Ms. Wohlstetter is conducting a study of school-based management in Los Angeles; Dade County, Fla.; and Chicago. In Chicago, parents have been given a great deal of authority over individual schools, she noted, while Dade County did not involve parents in its initial plans for school-based management.
In comparison with Chicago's relatively stable population, Ms. Wohlstetter said, parents in Los Angeles are "unorganized and reactive."
"What we find in Los Angeles is that immigrants move to one area of the city where it most resembles their home country, but that once they get their bearings and some money, they quickly move out," she said. "It makes it difficult."
When schools have prepared their final plans for school-based management, parents will be asked to vote to approve the plan. The district will mail absentee ballots to parents who cannot get to a school to vote, along with copies of the proposal translated into about five languages.
Ms. Quezada, who had insisted that parents be given a formal vote on the plans, said she did so because "nobody is really looking out for the parents."
But parents are by no means the only ones who have been put in tenuous positions by the move to greater decisionmaking at the school level.
Some principals have been reluctant to give up their authority, union officials said, and have stalled in giving leadership councils copies of the school budget.
Several principals, however, said they view shared decisionmaking as an extention of and improvement on their previous method of managing the school.
The past year has been a hard one for principals for a variety of reasons, noted Eli Brent, president of Associated Administrators of Los Angeles, a 2,000-member professional organization. Principals who were forced to dock teachers' pay during the strike found themselves a few months later working with many of the same teachers on school-leadership councils, he said.
"The climate is such that we're trying to decide whether to remain management or go to supervisory status," Mr. Brent said. Supervisory status, which would be granted to administrators by the state, would allow them to negotiate a contract with the school district.

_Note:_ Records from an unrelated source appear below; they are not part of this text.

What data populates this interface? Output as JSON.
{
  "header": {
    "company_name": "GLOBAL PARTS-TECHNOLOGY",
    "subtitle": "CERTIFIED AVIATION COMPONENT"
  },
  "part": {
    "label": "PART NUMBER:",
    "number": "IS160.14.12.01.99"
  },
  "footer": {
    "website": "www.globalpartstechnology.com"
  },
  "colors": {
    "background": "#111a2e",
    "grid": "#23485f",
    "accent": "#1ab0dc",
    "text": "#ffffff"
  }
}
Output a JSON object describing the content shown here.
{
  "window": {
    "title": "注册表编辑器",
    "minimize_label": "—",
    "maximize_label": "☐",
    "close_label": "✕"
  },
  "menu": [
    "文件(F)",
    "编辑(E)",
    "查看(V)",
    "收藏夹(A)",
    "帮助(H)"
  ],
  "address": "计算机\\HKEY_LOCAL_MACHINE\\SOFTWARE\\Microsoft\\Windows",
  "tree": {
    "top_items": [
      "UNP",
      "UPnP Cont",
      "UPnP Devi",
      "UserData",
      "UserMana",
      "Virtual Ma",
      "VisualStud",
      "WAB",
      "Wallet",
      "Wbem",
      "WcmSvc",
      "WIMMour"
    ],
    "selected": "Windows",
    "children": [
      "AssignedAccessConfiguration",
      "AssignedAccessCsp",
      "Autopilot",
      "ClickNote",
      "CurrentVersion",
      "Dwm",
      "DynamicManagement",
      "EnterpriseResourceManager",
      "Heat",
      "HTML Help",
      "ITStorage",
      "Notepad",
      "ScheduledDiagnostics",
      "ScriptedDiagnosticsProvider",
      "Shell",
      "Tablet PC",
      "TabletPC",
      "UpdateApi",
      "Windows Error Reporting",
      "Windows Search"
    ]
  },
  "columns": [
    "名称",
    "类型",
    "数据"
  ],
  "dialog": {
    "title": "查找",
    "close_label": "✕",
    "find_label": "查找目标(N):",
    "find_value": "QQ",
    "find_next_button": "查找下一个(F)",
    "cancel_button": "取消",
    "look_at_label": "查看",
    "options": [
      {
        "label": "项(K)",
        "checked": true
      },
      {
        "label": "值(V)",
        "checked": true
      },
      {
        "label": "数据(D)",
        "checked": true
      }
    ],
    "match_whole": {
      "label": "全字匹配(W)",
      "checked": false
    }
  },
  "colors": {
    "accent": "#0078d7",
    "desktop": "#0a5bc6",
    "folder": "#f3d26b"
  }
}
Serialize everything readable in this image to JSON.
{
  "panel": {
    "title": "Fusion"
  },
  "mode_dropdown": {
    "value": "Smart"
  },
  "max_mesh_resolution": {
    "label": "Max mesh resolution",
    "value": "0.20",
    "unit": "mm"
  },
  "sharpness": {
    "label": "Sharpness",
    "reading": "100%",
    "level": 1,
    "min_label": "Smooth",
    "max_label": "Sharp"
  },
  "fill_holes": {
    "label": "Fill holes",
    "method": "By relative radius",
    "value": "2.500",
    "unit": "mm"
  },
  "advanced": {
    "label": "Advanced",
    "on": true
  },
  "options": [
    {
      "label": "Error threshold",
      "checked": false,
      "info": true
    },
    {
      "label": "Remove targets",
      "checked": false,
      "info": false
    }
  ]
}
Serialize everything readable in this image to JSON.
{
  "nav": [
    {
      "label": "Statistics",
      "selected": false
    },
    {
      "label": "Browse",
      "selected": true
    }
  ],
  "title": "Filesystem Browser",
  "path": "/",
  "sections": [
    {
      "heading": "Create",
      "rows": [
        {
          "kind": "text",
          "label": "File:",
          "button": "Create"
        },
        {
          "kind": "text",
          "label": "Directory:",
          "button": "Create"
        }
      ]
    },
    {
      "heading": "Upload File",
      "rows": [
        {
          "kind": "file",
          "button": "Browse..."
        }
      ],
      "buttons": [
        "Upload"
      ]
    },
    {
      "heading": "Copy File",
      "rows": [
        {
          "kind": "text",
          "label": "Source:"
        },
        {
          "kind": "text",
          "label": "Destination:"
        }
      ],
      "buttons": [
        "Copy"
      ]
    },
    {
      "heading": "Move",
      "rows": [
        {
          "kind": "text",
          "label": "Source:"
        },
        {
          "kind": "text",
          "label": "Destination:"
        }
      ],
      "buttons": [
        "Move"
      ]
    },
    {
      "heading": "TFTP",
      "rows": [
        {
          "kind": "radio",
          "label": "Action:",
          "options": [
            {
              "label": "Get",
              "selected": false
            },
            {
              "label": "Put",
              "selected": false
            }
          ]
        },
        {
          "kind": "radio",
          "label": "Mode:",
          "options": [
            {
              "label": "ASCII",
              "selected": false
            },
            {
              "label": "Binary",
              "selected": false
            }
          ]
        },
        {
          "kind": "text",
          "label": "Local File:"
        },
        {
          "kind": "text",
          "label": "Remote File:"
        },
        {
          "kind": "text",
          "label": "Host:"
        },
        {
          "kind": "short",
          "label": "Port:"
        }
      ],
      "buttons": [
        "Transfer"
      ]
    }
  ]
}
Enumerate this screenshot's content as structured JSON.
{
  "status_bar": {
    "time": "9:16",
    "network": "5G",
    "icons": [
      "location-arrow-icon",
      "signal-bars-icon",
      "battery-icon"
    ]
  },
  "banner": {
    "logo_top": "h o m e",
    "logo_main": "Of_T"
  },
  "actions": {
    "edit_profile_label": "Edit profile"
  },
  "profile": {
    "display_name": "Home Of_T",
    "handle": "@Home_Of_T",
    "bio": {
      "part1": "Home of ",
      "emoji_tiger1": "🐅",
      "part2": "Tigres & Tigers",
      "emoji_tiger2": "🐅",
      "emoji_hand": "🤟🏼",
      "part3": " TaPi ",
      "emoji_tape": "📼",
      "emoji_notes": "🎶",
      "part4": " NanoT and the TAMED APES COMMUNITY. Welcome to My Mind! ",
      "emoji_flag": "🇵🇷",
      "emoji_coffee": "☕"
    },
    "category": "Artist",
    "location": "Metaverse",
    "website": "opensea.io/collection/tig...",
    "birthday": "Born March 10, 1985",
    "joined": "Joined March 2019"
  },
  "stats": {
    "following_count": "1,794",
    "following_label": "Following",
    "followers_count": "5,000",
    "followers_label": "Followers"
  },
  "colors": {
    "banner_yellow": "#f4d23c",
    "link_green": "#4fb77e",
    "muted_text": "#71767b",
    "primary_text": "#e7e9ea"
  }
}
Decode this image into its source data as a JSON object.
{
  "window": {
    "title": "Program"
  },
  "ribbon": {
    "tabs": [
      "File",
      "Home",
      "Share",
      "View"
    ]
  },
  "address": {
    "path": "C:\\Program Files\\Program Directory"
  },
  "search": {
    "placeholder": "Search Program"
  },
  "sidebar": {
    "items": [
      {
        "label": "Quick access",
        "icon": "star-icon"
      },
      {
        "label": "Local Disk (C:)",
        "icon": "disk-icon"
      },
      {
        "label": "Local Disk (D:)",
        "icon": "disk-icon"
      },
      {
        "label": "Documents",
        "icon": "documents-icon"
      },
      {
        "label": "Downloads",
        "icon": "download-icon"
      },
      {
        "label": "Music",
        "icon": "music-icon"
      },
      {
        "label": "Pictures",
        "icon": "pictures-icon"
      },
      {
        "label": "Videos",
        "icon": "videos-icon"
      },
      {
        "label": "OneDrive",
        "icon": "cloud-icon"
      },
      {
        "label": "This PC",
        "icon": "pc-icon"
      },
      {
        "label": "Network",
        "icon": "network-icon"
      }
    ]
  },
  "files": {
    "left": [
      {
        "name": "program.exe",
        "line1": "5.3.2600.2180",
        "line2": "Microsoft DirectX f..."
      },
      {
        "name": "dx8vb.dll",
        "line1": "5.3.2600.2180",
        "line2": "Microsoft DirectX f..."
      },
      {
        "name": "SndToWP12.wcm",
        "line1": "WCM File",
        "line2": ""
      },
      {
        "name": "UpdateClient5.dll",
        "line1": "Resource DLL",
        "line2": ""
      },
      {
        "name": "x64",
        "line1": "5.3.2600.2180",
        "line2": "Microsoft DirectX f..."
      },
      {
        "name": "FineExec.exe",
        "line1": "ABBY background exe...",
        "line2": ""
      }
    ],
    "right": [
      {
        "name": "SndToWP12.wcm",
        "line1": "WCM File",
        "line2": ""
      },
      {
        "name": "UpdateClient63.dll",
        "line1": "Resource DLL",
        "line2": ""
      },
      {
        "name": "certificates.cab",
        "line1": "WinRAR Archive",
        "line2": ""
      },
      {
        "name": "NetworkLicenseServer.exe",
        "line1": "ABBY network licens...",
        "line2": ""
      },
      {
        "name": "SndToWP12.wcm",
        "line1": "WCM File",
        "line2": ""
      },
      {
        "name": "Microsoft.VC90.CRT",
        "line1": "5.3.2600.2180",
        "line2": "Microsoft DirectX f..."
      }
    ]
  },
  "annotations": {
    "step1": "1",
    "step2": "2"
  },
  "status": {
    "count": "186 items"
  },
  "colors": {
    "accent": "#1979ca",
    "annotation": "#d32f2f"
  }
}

In a recent straw vote taken by the administrators' group to determine members' attitudes, Mr. Brent said, 92 percent voted in favor of seeking supervisory status.
Pat Martinez, principal of Magnolia Elementary School, said shared decisionmaking did not extend the areas that advisory groups at the school already were addressing. It did, however, provide a mechanism for the school to "get issues into the hands of people who could come back with some proposals," she said.
"We get a lot done meeting for one hour every two weeks," Ms. Martinez added. "This is not just advisory, and that makes a big difference."
Mr. Britton said the district's central staff is working to support principals, who are now "at the focal point" of the decentralization efforts.
In an attempt to make principals feel a part of the process, the district sent five administrators to Dade County, Fla., to talk to educators there about their experiences with school-based management.
Mr. Britton, who is personally associated with school-based management from his tenure as superintendent in Dade County, has one year left in his Los Angeles contract.
How principals will react to the more open-ended process of school-based management remains to be seen. Some administrators mention that principals in Dade County have the power to veto council decisions, although Dade officials say it is not used.
Mr. Cazares said he believes principals here also will want that option. "It's going to be 'no veto, no play' by the principals," he predicted.
Few people expect to see sweeping proposals come out of the first round of applications to participate in school-based management. Whether the maximum number of 70 schools will even be willing to try it is also an open question.
"I don't think we're going to have too many applications," Ms. Goldberg said. "Nobody is ready, and it's not just the parents. But if they are ready, they can go right ahead."